How many of us long for days that feel less chaotic, more in control of our domain and just a general feeling of overall contentment with our life?
This doesn’t mean that you’re living in a deep depression or that you feel miserable day in and day out – because that would warrant a little more attention than what I’m suggesting here, but, what if you took the desire to change small things in your life in an effort to make your whole life feel more at peace?
Well, that’s exactly what Gretchen Rubin did when she began her Happiness Project.
Gretchen realized that while she had all the trappings of a lovely life, she was feeling discontent even still, and that her life had elements that warranted improvement and simplifying. So, as she put it, she embarked on a year:
…trying to sing in the morning, clean my closets, fight right, read Aristotle and generally have more fun.
She explores this journey of improving the simple things in her life in an effort to improve her overall happiness over the course of a year by implementing a standard set of “commandments” that were personal to her.
She encourages her readers to join her through her journey as a way to figure out how to go about their own Happiness Project, making note that each project will look different.
Just this year, Gretchen put out another installment of this successful book called Happiness at Home where she explores focusing on being happier through tackling the place where she and her family spend the most time, their home.
She makes an important note that while you can encourage the family to do some things, the Happiness Project isn’t about changing the way others do things, it’s about changing yourself and the way you either tackle things or perceive them.
I totally dig that.
Now, I haven’t embarked on my own full blown Happiness Project, but the books are in my possession and I’m excited at the potential to bring more happiness my way by make simple changes in my life, like getting more sleep, cleaning out a closet or two and making it a point to do joyful things each and everyday.
If you’re interested in finding out more, you can go to Gretchen’s website where she posts regularly on the idea of a Happiness Project and even offers free printables to help you achieve the goal of starting your own personalized project.
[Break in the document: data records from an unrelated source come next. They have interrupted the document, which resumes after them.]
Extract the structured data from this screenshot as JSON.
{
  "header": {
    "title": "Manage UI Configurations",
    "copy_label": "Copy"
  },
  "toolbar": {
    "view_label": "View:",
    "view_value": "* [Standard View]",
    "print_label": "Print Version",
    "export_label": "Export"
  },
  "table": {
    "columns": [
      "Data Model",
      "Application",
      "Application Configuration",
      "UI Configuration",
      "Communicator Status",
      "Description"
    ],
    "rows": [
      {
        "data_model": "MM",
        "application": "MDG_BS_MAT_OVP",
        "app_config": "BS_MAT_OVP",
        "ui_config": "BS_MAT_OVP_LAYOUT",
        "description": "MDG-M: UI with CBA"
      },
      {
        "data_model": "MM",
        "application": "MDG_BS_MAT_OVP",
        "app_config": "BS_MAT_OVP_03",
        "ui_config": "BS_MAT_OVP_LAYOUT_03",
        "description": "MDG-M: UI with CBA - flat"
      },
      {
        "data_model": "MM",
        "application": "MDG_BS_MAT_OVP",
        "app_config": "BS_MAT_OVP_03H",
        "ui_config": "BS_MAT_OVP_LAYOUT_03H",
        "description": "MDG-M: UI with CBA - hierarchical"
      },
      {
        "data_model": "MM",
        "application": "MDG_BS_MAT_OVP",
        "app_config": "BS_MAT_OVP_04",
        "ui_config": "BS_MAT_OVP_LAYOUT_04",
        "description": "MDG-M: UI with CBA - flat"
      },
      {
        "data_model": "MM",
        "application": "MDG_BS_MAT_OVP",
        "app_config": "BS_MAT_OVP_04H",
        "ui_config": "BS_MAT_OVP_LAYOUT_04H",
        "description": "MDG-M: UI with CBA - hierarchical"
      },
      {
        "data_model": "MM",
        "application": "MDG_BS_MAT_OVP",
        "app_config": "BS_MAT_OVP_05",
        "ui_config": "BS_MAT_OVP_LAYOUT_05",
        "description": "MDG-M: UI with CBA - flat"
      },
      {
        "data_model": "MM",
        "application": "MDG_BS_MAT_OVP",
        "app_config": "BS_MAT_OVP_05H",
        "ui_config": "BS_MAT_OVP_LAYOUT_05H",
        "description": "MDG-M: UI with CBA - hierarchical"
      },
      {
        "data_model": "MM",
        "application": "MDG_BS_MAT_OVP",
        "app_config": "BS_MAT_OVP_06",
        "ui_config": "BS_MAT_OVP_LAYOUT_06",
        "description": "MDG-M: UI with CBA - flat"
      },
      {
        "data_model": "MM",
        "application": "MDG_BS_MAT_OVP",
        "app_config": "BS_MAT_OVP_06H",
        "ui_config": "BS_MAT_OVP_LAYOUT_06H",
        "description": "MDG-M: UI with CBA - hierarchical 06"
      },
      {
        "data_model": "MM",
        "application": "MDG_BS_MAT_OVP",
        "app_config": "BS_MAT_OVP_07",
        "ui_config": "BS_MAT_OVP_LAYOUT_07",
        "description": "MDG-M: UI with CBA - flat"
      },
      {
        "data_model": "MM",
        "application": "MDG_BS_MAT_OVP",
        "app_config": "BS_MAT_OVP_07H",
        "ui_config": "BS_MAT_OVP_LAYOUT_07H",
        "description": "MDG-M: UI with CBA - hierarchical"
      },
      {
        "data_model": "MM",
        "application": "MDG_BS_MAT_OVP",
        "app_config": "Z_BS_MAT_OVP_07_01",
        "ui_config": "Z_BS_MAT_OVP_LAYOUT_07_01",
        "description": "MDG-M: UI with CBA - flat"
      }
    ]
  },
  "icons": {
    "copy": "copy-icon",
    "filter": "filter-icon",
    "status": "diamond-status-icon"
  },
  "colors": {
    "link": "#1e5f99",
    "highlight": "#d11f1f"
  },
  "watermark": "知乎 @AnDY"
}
Could you use a happiness boost? Would you start a Happiness Project to get yourself there?
Image via Flickr Joi